Fuel Prices Putting Globalization in Reverse?
June 4, 2008
The world seems to be becoming less flat. Shipping costs between Asia have risen so much that they have eclipsed tariffs as a barrier to global trade, according to a new report that calls the cost of moving goods "the largest barrier to global trade today."
The report, released by CIBC World Markets last week, concludes that the continuing increase of energy prices poses a major threat to price stability and overseas manufacturing to the point that such forces "may reverse the impact of globalization."
"Exploding transport costs may soon remove the single most important brake on inflation over the last decade wage arbitrage with China," says Jeff Rubin, chief economist and chief strategist at Canada-based CIBC World Markets. "Not that Chinese manufacturing wages won't still warrant arbitrage. But in today's world of triple-digit oil prices, distance costs money."
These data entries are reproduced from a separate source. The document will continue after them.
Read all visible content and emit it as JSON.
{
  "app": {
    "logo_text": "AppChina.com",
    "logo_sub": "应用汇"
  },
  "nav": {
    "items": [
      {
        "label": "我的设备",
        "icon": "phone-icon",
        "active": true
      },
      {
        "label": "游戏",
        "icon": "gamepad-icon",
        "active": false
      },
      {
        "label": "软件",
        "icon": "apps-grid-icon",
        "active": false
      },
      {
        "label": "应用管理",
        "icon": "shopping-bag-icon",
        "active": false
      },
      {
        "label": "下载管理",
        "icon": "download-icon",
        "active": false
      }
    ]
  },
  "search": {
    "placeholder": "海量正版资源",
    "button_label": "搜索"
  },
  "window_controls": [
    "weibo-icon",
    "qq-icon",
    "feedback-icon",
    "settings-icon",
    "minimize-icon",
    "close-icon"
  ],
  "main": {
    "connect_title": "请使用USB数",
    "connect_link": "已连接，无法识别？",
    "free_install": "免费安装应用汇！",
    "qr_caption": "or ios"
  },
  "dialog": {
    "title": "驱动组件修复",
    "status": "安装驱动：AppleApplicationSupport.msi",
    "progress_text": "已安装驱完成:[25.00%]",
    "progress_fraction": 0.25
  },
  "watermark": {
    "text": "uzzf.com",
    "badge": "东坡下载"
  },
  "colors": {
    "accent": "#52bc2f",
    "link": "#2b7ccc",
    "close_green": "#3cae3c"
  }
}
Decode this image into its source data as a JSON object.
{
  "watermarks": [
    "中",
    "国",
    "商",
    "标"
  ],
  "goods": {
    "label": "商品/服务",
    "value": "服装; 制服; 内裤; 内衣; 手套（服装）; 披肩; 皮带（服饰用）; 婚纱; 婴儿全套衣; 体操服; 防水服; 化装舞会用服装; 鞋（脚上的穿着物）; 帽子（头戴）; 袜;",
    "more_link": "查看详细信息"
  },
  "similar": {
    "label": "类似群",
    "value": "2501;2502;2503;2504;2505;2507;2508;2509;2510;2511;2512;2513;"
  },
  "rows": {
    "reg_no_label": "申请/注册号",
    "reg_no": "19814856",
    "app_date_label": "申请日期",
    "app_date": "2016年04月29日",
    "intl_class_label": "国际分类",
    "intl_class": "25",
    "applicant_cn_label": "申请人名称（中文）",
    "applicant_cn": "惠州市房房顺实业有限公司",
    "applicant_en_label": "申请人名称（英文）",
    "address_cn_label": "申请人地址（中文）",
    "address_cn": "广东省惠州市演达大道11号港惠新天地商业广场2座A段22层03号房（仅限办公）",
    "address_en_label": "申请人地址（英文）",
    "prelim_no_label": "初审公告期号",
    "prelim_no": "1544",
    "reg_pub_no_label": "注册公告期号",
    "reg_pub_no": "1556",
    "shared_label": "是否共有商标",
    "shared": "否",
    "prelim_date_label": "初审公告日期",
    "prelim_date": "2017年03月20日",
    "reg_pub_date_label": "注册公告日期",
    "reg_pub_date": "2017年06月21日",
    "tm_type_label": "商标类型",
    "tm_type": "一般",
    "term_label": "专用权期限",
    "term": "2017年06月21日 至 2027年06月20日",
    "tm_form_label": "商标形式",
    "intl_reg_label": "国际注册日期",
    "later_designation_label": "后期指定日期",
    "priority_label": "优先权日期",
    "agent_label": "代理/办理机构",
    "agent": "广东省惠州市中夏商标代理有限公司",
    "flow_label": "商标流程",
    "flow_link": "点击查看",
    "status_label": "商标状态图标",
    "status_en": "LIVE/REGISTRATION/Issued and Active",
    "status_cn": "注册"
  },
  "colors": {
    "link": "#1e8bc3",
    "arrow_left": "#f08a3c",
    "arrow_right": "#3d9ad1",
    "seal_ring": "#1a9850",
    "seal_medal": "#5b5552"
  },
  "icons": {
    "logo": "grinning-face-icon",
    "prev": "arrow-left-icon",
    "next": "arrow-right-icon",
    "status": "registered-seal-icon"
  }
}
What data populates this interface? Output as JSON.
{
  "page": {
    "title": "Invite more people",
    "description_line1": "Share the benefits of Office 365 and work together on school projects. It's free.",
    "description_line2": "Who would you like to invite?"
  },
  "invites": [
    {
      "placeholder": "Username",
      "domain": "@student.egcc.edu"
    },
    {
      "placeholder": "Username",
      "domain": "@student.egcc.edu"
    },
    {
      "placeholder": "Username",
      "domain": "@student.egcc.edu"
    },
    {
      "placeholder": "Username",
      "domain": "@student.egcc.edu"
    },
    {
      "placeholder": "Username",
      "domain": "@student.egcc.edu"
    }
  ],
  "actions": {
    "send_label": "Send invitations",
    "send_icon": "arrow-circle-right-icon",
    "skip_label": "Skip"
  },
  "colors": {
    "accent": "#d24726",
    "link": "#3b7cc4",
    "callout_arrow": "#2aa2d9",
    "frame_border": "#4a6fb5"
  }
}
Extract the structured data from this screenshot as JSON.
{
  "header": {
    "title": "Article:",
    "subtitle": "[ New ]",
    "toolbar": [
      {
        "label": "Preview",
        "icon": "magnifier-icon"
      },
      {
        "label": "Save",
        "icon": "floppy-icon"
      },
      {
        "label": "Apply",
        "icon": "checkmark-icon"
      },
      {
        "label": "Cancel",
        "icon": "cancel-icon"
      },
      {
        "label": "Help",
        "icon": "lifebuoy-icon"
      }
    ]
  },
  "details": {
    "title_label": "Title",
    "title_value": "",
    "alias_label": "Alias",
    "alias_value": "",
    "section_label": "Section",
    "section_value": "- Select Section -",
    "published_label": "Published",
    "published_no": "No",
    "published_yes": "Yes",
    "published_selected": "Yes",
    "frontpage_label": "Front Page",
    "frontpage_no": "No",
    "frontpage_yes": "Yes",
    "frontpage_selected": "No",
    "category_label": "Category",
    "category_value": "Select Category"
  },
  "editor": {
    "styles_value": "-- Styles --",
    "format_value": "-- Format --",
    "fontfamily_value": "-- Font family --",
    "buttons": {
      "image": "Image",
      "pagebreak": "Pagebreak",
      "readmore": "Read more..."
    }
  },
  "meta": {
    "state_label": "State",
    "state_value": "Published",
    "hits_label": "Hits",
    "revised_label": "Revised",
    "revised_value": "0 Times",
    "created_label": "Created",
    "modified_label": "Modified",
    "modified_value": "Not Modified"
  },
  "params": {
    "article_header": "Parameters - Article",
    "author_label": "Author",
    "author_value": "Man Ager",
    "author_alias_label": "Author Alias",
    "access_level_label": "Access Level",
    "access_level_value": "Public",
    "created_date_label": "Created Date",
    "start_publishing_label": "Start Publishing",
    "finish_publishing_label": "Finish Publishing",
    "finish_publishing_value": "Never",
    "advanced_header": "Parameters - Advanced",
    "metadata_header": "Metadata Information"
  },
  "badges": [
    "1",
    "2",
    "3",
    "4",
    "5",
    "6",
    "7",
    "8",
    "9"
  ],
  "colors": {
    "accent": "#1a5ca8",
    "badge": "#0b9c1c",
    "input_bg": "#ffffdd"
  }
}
At today's oil prices, CIBC says, "every 10 percent increase in trip distance translates into a 4.5 percent increase in transport costs."
Aggravating the problem is the fact that modern new container ships travel faster than old bulk carriers and so use up more fuel, doubling fuel consumption per unit of freight over the past 15 years.
Moreover, "the massive trend towards containerization" has effectively made shipping costs "more vulnerable to swings in fuel costs"; because container ships can be unloaded much faster than break cargo, they spend much more time at sea than in ports.
CIBC World Markets has determined that the cost of shipping a standard 40 ft. container from East Asia to the North American East Coast (including inland costs) has nearly tripled since 2000 and will double again as oil prices head towards US$200 per barrel.
When oil was $20 a barrel in 2000, transport costs were equivalent to a 3-percent U.S. tariff rate; now it's above 9 percent.
Rubin says that these forces may reverse the impact of globalization.
The report claims:
In tariff-equivalent terms, the explosion in global transport costs has effectively offset all the trade liberalization efforts of the last three decades. Not only does this suggest a major slowdown in the growth of world trade, but also a fundamental realignment in trade patterns.
Rubin says that goods with a low value-to-freight ratio will be the most sensitive to rising transport costs. Heavy commodity items like steel that are not particularly labor intensive are the first to be hit.
From a statement regarding the report:
Soaring transport costs, first on importing coal and iron to China and then exporting finished steel overseas, have more than eroded the wage advantage and suddenly rendered Chinese-made steel uncompetitive in the U.S. market. Underscoring this is the fact that China's steel exports to the U.S. are falling by more than 20 percent year over year, while U.S. domestic steel production has risen by almost 10 percent.
Soaring transport costs suggest trade should be both "dampened" and "diverted" as markets seek shorter, and therefore less-costly, supply lines.
"Instead of finding cheap labour halfway around the world, the key will be to find the cheapest labour force within reasonable shipping distance to your market," according to Rubin.
In that type of world, Mexico's proximity to the rest of North America, combined with its labor costs, will give it a second chance to compete with Pacific Rim production, according to Rubin, who predicts that when oil prices reach US$200 a barrel, it will cost three times as much to ship the same container from China than from Mexico.
Is all this giving too much credit to oil prices as the cause for elevated shipping costs? More to the point, do you think globalization is reversible?
Will Soaring Transport Costs Reverse Globalization?
by Jeff Rubin and Benjamin Tal
CIBC World Markets Inc., May 27, 2008